Long Beach, Calif.-based salon owner Elizabeth Ashton uses ayurvedic wellness techniques from India to provide clients with relaxing services based on age-old tradition.
The main decor aspects for the salon were chosen by Ashton’s daughter Paradise and were purchased from different local vendors.
Therapeutic Services From the East
Incorporating ayurvedic techniques into the salon’s service menu gives clients a wide variety of choices for customizing their wellness treatments. With ingredients like chickpea flour, fruits, and sesame seed oils, Ashton makes a point to include as many natural, edible products into the salon’s treatments as possible.
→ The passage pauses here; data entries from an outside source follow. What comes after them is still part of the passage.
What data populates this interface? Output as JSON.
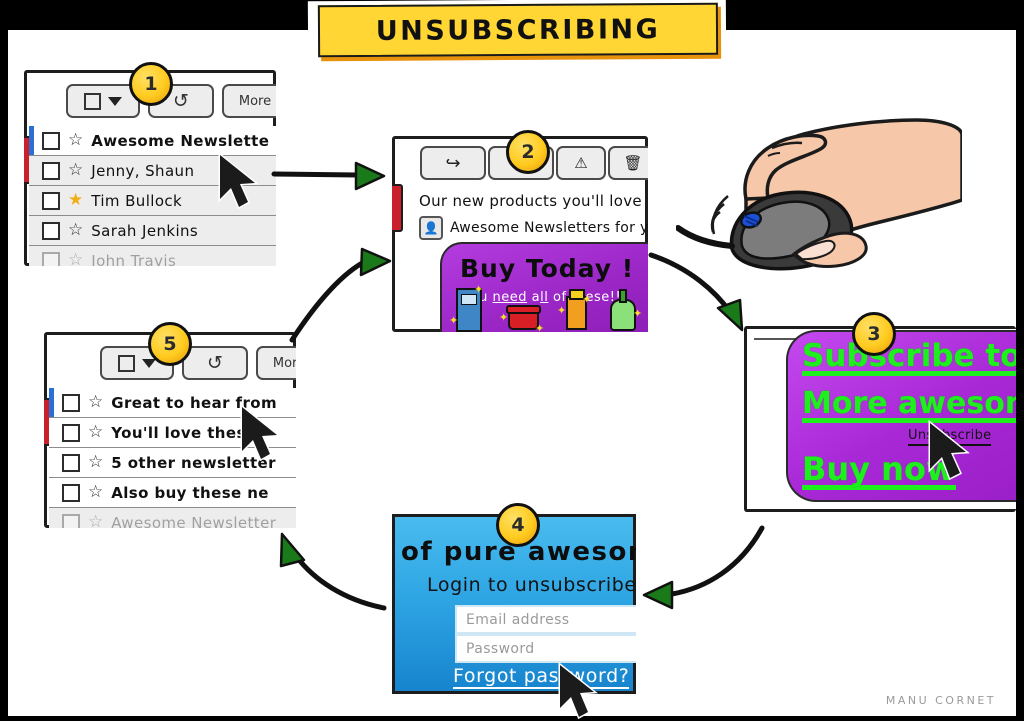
{
  "comic": {
    "title": "UNSUBSCRIBING",
    "signature": "MANU  CORNET",
    "colors": {
      "banner_bg": "#FFD633",
      "banner_shadow": "#E8920C",
      "arrow_head": "#1a7a1a",
      "promo_purple": "#A828D6",
      "login_blue": "#2FA6E4",
      "green_link": "#1EF01E",
      "red_tab": "#C9202B",
      "star_gold": "#F2AF14",
      "selected_blue": "#2B6FD4"
    }
  },
  "panels": [
    {
      "number": "1",
      "name": "inbox-before",
      "toolbar": {
        "select_all_icon": "checkbox-dropdown-icon",
        "refresh_icon": "refresh-icon",
        "more_label": "More"
      },
      "rows": [
        {
          "subject": "Awesome Newslette",
          "starred": false,
          "selected": true,
          "bold": true,
          "faded": false
        },
        {
          "subject": "Jenny, Shaun",
          "starred": false,
          "selected": false,
          "bold": false,
          "faded": false
        },
        {
          "subject": "Tim Bullock",
          "starred": true,
          "selected": false,
          "bold": false,
          "faded": false
        },
        {
          "subject": "Sarah Jenkins",
          "starred": false,
          "selected": false,
          "bold": false,
          "faded": false
        },
        {
          "subject": "John Travis",
          "starred": false,
          "selected": false,
          "bold": false,
          "faded": true
        }
      ]
    },
    {
      "number": "2",
      "name": "email-view",
      "toolbar_icons": [
        "reply-icon",
        "archive-icon",
        "spam-icon",
        "trash-icon"
      ],
      "subject": "Our new products you'll love",
      "sender": "Awesome  Newsletters  for yo",
      "promo_headline": "Buy Today !",
      "promo_sub_parts": [
        "You ",
        "need",
        " all",
        " of these!!"
      ],
      "products": [
        "blue-box-product",
        "red-pot-product",
        "orange-bottle-product",
        "green-spray-product"
      ]
    },
    {
      "number": "3",
      "name": "subscribe-page",
      "links": [
        "Subscribe to",
        "More awesom",
        "Buy now"
      ],
      "unsubscribe_label": "Unsubscribe"
    },
    {
      "number": "4",
      "name": "login-page",
      "title": "of  pure  awesome",
      "subtitle": "Login to unsubscribe",
      "email_placeholder": "Email address",
      "password_placeholder": "Password",
      "forgot_label": "Forgot  password?"
    },
    {
      "number": "5",
      "name": "inbox-after",
      "toolbar": {
        "select_all_icon": "checkbox-dropdown-icon",
        "refresh_icon": "refresh-icon",
        "more_label": "More"
      },
      "rows": [
        {
          "subject": "Great to hear from",
          "starred": false,
          "selected": true,
          "bold": true,
          "faded": false
        },
        {
          "subject": "You'll love these",
          "starred": false,
          "selected": false,
          "bold": true,
          "faded": false
        },
        {
          "subject": "5 other newsletter",
          "starred": false,
          "selected": false,
          "bold": true,
          "faded": false
        },
        {
          "subject": "Also buy these ne",
          "starred": false,
          "selected": false,
          "bold": true,
          "faded": false
        },
        {
          "subject": "Awesome  Newsletter",
          "starred": false,
          "selected": false,
          "bold": false,
          "faded": true
        }
      ]
    }
  ],
  "hand": {
    "label": "hand-holding-mouse",
    "skin": "#F6C7A9",
    "mouse_dark": "#3A3A3A",
    "mouse_light": "#7C7C7C",
    "scroll_wheel": "#1B4FD6"
  }
}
Manicures range from $25 for a quick service to upwards of $100 for the Signature Treatment, while pedicures range from $35 to $150. Add-on services range from $4 to upwards of $100 and include hot stones, callus treatments, acrylics, silk wraps, gel polish manicures, Minx nails, and gel overlays. The salon also offers eight different seasonal treatments throughout the year, with two special flavors for each season. “I value my time with clients,” Ashton says. “I use excellent products but I am the main product. They’re coming for my service.”
Some of the most popular treatments include the customizable Paradise mani-pedis and the Indian Therapy services, as well as follow-up maintenance on hands and feet. Another very popular service is the Padabhyanga, which involves two people massaging a client’s hands and feet at the same time. “Usually when I have something like that, I’ll call in a massage therapist,” Ashton says. “I do have an exclusive massage therapist that I work with who comes in from time to time to help me.”
Currently, Ashton uses Jessica, OPI, and Nubar polishes on her clients but hopes to create her own brand of natural polish in the future. Massages are performed using a variety of natural oils and scrubs like pineapple, jojoba, and other ayurvedic blends.
“I’m in the center of downtown Long Beach so I get a lot of clientele from the hotels and word of mouth. I don’t really advertise a lot,” Ashton says. The salon does participate in different social media channels, but many of the referrals come from Ashton’s networking efforts with party planners, caterers, and the local community.
Currently, 80% of Ashton’s clientele are women, spanning in age from early 20s on up. The group is mostly comprised of retired businesswomen or wives of prominent local citizens. The other 20% of the salon’s clientele is made up of mostly businessmen and husbands of female clients, usually coming in for detailed pedicure services and manicures.
“Women buy gift certificates for their husbands who have never had a pedicure before and they come in and they love it,” Ashton says. “It’s beginning to get a little more popular because one man tells the next person and they find out about it and they like it.”
Many of the salon’s male clientele return to the salon because of the privacy factor and because the decor is somewhat gender-neutral. Men can feel comfortable getting services without feeling like they are in an overly girly salon, Ashton says.